It’s been quite a while since we last heard from dubtronic / glitch figurehead Stefan Betke under his Pole alias. Indeed, it’s been a good eight years since his preceding ‘Steingarten’ album, his most recent longplayer, if you don’t count his 2011 ‘Waldgeschichten’ EP series that followed in its wake. Crafted over a three year period, this latest album ‘Wald’ sees Betke using this extended period of absence to reassess his musical processes and in many senses start afresh from a blank slate. From the very outset it’s obvious that the nine tracks collected here (divided into three acts) represent a substantial departure and simultaneous evolution from Pole’s preceding work. Perhaps most noticeably, many of the more opaque and blurred-out sonic textures have been eschewed in favour of a far more ‘sharp focus’ aesthetic that places finely detailed polyrhythms and percussion in the foreground of many of these tracks.

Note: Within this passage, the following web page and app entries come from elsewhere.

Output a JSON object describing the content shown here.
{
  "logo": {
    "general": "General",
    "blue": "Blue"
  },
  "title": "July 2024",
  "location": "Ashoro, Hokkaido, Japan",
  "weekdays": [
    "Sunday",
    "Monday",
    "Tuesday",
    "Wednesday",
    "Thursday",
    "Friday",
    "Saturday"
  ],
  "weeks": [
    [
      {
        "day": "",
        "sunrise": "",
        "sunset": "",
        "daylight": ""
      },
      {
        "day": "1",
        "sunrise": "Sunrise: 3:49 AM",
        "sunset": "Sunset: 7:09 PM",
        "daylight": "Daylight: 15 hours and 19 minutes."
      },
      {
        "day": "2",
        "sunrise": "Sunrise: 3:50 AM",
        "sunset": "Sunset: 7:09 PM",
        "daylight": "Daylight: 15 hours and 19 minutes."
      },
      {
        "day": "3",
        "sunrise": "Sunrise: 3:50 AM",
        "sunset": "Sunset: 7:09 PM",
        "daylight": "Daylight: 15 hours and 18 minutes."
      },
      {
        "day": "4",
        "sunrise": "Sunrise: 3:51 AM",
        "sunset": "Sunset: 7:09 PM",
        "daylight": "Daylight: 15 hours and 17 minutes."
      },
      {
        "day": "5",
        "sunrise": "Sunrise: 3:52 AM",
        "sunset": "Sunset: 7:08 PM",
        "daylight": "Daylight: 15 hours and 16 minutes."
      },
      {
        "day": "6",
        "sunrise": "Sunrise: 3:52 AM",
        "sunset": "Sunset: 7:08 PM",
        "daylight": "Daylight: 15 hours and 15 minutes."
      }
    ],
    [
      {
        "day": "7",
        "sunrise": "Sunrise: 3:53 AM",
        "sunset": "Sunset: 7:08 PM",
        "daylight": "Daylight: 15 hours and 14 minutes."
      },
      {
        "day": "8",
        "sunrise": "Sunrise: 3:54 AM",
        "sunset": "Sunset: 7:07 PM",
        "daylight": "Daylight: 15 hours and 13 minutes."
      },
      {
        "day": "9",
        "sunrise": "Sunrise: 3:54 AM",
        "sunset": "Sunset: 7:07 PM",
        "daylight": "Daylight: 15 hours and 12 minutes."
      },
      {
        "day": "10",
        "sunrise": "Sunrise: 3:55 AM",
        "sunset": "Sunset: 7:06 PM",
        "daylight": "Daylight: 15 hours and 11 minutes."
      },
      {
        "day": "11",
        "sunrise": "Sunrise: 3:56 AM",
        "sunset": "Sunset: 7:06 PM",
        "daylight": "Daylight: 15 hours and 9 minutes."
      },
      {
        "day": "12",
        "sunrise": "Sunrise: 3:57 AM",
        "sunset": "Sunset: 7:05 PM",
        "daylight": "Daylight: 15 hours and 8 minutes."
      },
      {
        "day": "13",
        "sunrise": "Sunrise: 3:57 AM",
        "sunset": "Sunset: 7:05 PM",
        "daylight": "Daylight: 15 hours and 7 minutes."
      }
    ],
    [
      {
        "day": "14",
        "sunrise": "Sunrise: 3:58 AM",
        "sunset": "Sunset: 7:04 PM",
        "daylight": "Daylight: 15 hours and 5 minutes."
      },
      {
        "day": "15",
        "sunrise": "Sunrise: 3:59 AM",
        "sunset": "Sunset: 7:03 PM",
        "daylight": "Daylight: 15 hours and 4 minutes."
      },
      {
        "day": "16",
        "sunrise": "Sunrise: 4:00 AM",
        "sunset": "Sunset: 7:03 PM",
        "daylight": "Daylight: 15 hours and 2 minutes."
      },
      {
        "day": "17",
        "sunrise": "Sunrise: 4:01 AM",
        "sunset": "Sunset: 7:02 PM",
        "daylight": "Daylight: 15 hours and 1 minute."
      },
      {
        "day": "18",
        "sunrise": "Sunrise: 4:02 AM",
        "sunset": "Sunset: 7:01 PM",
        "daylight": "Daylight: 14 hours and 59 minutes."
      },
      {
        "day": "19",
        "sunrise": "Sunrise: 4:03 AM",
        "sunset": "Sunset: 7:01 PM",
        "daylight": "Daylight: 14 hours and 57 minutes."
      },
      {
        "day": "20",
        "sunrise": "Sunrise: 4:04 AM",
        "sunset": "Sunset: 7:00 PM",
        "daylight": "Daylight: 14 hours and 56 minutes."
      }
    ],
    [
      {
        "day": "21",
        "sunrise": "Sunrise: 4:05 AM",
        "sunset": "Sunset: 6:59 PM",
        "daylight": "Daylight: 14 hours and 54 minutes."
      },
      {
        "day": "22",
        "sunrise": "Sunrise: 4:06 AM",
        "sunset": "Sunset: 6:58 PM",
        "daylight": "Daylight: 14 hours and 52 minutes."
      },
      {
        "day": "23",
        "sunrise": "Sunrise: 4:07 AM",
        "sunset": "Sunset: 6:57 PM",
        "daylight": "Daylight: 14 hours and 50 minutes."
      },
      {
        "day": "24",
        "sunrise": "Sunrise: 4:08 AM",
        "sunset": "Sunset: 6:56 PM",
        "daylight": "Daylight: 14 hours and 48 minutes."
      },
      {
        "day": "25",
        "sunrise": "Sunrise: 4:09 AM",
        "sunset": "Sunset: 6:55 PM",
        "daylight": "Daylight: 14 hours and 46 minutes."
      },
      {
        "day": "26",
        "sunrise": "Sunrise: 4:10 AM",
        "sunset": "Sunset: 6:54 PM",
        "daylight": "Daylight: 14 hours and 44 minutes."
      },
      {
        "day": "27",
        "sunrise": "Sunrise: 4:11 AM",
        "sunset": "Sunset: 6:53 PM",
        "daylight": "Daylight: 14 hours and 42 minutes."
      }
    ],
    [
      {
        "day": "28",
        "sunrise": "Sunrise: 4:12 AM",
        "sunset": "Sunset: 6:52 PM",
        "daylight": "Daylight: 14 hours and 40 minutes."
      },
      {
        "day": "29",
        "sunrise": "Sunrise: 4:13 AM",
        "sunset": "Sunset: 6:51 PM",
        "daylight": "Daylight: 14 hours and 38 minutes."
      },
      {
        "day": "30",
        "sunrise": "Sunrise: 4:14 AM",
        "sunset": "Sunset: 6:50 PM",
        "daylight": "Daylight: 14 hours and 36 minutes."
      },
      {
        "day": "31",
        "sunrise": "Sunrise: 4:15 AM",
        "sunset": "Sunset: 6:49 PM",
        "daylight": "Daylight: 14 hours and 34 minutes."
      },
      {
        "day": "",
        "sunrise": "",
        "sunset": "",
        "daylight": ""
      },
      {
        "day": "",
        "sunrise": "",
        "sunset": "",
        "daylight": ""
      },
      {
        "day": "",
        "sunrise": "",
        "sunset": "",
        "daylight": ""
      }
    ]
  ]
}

At the same time however these nine tracks see Betke continuing to draw upon the dub influences that have always permeated through his work, and there’s certainly nothing that’s likely to alienate longtime Pole fans here. ‘Kautz’ opens proceedings with skipping hi-hats and ringing percussion tones providing a sense of slow motion dancehall swagger against murmuring sub-bass pulses before the appearance of treated brass stabs signals a turn into more skanking territory, the horn textures getting twisted alongside vamp-y synths. ‘Moos’, one of three live takes here, meanwhile sees the slow ebb of phased synthetic textures providing a serene and calming counterpoint to the spidery fidgeting rhythms that click and rattle beneath, before ‘Myzel’ brings back the sense of loping groove, ushering forth this collection’s most subliminal hip hop moment as crystalline synth tones float against flickering breakbeats and muted bass buzzes.
Elsewhere, ‘Kaefer’ offers up one of this album’s most intriguing excursions as a jagged texture that sounds like it could equally be either a synth or processed guitar bends arcs and scrapes against a pared-back, hypnotic minimal dub backing, the entire track dripping with an atmosphere that calls to mind ghostly blues more than anything else. ‘Wald’ has certainly been worth the extended wait, and longtime Pole fans and new listeners alike won’t be disappointed by what’s in store here.